The supply of turkeys for Thanksgiving in November – the US’ main turkey meal occasion – is likely to be disrupted as a result of the ongoing spread of high pathogenic avian influenza (HPAI).
A report from the University of Illinois notes that there have been only three previous recorded outbreaks of HPAI in the US, and the current one – with about 25 million birds dead so far – is the worst ever.
The report, by economists John Newton and Todd Kuethe, also notes that, in the initial stages, stakeholders downplayed the significance of the outbreak by comparing the number of confirmed cases with annual slaughter statistics.
But this has been losing credibility.
For example, in the turkey sector, USDA statistics show that, during March, some 19.9 million turkeys were slaughtered across the whole of the US.
With more than 5 million turkeys so far lost to HPAI, “confirmed cases of bird flu in turkeys represents more than one-quarter of the slaughter volume at 26.6%”, says the report.
At state level, the figures are even starker. Minnesota is the largest producer of turkeys in the US, slaughtering an average of 3.7million a month. With 3.6 million confirmed cases in April, almost an entire month’s turkey production has been wiped out.
“It has been suggested that, due to the time needed to feed turkeys to slaughter and the large proportion of the monthly slaughter affected by the bird flu, turkey supplies during Thanksgiving 2015 could be disrupted,” says the report.
On the layer side, the market outlook is also downbeat.
At a national level, the 20.3 million layers lost so far across the Upper Midwest represent just a “small proportion” (5.6%) of the total US flock of 362 million birds.

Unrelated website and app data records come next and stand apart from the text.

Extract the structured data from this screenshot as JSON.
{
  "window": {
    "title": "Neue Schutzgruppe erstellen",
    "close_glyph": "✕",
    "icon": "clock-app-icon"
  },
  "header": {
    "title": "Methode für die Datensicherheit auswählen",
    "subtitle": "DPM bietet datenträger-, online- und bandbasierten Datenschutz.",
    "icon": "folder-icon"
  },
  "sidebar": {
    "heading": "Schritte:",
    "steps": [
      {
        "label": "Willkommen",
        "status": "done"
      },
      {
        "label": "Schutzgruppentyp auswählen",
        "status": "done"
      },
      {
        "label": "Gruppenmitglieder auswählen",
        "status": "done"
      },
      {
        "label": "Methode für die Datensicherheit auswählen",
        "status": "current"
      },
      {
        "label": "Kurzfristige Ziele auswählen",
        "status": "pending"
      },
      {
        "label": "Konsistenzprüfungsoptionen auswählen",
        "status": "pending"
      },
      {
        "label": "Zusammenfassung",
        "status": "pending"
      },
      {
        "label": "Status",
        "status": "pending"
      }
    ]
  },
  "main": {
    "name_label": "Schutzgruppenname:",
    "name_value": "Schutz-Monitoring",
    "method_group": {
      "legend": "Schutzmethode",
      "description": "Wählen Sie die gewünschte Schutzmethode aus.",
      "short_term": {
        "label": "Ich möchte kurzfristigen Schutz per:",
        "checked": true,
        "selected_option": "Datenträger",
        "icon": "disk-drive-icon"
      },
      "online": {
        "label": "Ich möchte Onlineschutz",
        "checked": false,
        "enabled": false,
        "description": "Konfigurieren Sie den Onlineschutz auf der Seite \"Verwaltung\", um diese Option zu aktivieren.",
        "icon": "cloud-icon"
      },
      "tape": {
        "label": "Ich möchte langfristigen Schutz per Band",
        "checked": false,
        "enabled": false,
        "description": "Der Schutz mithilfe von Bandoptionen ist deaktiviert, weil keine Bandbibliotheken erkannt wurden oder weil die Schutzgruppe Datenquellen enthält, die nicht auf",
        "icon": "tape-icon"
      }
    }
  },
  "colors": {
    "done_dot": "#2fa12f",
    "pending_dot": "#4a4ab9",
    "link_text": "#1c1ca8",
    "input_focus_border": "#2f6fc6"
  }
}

But state-level data presents a much more alarming outlook. For example, in Iowa, there were 59 million layers producing 1.4bn eggs during March 2015. Since then,18.6 million birds have been lost to HPAI, equivalent of 31% of the flock, or more than 400m eggs.
The authors are confident that the poultry industry will adjust to tighter egg supplies, more so than the turkey market.
There are also fears that broiler production will be vulnerable later in the year, when wild birds that have been heading north along the Mississippi flyway start heading south in the autumn and winter. There is a greater concentration of broiler production in the southern states.
Already the presence of HPAI in layers and turkeys is limiting export opportunities for broiler meat as key markets close their borders.